Testing in fact, is at the basis of most sophisticated online marketing operations today. We should start with a humility that we never absolutely know truth, we can only approximate it, and should always seek to evaluate truth through objective and empirical evaluation.  As such, most online markets today user an iterative approach to their online marketing and optimization strategies.  Continual testing and revision is baked into the on-going process.

To test your overall conversion funnel, you just need to setup goals and funnels in your analytics tools to be able to track and observe where bottlenecks are and results of changes. The efficacy of a specific landing page however, is better instrumented with a tool specifically designed to track changes of that one page, and track the goals against those changes.  There are tools such as Unbounce, Optimizely, and the free Google Website Optimizer (WSO) for that; WSO optimizer in particular is handy due to its one-click Google Analytics integration.

There are two types of tests that you might consider running for landing page optimization – an A/B test, or a Multivariate test.  An A/B test compares two or more separate pages, to determine which is more effective. This is a simple test to setup, requires less traffic, and is great for comparing entirely different versions of page layout.  If you instead want to focus on testing more subtle changes within a page such as title messaging, or button color, or featured image, a multivariate test would be appropriate.

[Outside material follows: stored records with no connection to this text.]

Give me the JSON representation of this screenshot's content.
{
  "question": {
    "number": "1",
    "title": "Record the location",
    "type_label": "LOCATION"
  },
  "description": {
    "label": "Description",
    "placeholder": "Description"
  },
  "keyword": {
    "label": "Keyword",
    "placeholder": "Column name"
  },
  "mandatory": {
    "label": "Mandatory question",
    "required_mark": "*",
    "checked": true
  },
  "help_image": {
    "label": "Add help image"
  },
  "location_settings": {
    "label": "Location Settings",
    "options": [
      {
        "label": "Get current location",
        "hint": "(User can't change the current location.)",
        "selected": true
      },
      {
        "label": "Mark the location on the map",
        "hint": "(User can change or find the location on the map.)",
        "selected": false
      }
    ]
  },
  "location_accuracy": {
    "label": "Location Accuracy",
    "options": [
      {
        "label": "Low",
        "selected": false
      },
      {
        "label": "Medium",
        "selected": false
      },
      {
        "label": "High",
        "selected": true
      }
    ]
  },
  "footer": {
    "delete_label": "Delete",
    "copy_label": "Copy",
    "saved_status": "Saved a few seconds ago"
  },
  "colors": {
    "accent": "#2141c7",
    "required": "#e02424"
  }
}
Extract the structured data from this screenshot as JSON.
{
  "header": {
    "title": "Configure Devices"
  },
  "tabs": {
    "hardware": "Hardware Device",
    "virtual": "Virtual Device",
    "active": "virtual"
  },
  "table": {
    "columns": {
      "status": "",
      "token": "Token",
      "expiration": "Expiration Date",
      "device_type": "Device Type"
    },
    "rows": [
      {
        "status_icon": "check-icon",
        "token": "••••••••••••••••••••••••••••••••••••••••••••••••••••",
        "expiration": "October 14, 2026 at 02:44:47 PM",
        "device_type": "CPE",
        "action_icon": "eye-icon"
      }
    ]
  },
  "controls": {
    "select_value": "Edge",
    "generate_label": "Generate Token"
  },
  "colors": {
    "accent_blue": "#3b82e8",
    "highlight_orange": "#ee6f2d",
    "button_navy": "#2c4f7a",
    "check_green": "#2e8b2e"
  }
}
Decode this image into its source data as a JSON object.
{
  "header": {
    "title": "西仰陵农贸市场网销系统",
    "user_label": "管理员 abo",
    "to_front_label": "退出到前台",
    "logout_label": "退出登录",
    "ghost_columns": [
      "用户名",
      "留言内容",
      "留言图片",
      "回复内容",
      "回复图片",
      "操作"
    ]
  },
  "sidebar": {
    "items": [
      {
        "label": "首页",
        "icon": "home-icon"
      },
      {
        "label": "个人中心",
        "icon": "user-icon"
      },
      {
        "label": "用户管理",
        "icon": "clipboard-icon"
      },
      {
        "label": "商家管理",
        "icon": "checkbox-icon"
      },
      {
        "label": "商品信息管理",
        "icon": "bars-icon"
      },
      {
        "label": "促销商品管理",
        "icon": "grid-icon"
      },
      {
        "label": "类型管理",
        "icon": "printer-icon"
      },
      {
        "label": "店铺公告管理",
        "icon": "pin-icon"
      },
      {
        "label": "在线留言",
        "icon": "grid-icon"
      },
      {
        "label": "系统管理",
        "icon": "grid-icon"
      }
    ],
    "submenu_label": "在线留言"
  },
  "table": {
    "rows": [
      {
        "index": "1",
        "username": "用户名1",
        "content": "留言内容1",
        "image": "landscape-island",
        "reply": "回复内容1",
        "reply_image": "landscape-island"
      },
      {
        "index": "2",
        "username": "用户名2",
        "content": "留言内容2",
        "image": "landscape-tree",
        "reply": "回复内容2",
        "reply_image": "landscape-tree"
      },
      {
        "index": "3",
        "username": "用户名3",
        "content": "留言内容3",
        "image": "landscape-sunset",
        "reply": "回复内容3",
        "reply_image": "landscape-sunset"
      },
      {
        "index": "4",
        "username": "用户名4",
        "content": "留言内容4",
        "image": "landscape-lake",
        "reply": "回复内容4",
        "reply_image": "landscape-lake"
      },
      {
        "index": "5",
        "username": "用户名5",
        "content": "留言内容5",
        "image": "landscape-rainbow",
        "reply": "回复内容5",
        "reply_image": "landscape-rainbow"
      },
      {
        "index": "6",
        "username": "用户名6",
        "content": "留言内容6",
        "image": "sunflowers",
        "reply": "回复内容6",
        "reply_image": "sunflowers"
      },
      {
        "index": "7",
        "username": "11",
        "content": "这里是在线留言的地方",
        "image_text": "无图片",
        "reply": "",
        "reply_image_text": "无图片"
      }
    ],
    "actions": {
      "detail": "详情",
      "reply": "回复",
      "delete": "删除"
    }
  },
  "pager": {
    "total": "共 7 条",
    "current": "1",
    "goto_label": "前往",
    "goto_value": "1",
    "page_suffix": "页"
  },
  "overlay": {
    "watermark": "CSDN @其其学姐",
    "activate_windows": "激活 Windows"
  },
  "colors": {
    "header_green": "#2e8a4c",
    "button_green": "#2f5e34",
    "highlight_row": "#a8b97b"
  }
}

A/B Testing
Using a tool such as Google Website Optimizer (WSO), you’d either setup redirection for the randomly served variants of yourA/B test, or you’d embed a few JavaScript hooks so that you can manage your variations from the WSO tool, if running a multivariate test.  Once setup, just wait for enough sample data to collect and let WSO do its thing.  Over time, you’ll see a percent-likely determination for which page is more successful. For example, “This page is 95% likely to outperform”.  Once you reach around 90-95%, WSO will determine the variant to be a “highly significant” improvement.  From there, you’ve confirmed which variant is more effective and can make your changes, as well as consider the next round of tests based on your findings.  This process can be repeated enlogica as you focus more and more on exactly what works.

For anyone new to optimization, I cannot stress enough, how important these methods are; you’re likely leaving a substantial amount of money on the table.  If you’ve never thought about optimization before, its quite likely that you can increase your Return on Ad Spend (ROAS) by 100% or more. I personally have had experiences in which small changes such as making a checkout but big, green and changing the messaging on it, with a single test, increased conversions by almost 40%.  So, while this form of methodical and detail-oriented optimization may not be the most sexy part of running your online business, it could easily be one of your most important!